Write out each record again exactly as it stands.

━━━━━━━━━━━━━━━━━━━━

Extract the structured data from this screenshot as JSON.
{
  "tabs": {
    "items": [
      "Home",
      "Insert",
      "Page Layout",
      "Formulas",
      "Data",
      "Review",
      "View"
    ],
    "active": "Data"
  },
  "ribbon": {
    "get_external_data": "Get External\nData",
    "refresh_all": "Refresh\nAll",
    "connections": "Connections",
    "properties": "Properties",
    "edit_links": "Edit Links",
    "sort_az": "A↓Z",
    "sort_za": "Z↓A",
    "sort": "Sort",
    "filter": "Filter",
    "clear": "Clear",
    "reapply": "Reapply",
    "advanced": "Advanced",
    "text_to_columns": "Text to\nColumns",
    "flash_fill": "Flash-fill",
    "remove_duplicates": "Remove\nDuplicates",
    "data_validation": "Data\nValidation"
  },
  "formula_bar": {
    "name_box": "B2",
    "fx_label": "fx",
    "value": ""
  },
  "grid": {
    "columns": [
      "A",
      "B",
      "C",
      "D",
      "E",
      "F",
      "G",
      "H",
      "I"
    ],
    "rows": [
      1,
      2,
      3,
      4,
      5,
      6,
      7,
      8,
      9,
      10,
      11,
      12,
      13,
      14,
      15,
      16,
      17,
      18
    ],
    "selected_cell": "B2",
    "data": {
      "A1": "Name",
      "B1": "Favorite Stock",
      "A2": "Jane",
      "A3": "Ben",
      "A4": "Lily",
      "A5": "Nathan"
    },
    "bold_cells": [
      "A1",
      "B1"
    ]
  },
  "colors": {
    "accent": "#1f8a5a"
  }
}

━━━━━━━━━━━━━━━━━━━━

→ Output below:
Extract the structured data from this screenshot as JSON.
{
  "tabs": {
    "items": [
      "Home",
      "Insert",
      "Page Layout",
      "Formulas",
      "Data",
      "Review",
      "View"
    ],
    "active": "Data"
  },
  "ribbon": {
    "get_external_data": "Get External\nData",
    "refresh_all": "Refresh\nAll",
    "connections": "Connections",
    "properties": "Properties",
    "edit_links": "Edit Links",
    "sort_az": "A↓Z",
    "sort_za": "Z↓A",
    "sort": "Sort",
    "filter": "Filter",
    "clear": "Clear",
    "reapply": "Reapply",
    "advanced": "Advanced",
    "text_to_columns": "Text to\nColumns",
    "flash_fill": "Flash-fill",
    "remove_duplicates": "Remove\nDuplicates",
    "data_validation": "Data\nValidation"
  },
  "formula_bar": {
    "name_box": "B2",
    "fx_label": "fx",
    "value": ""
  },
  "grid": {
    "columns": [
      "A",
      "B",
      "C",
      "D",
      "E",
      "F",
      "G",
      "H",
      "I"
    ],
    "rows": [
      1,
      2,
      3,
      4,
      5,
      6,
      7,
      8,
      9,
      10,
      11,
      12,
      13,
      14,
      15,
      16,
      17,
      18
    ],
    "selected_cell": "B2",
    "data": {
      "A1": "Name",
      "B1": "Favorite Stock",
      "A2": "Jane",
      "A3": "Ben",
      "A4": "Lily",
      "A5": "Nathan"
    },
    "bold_cells": [
      "A1",
      "B1"
    ]
  },
  "colors": {
    "accent": "#1f8a5a"
  }
}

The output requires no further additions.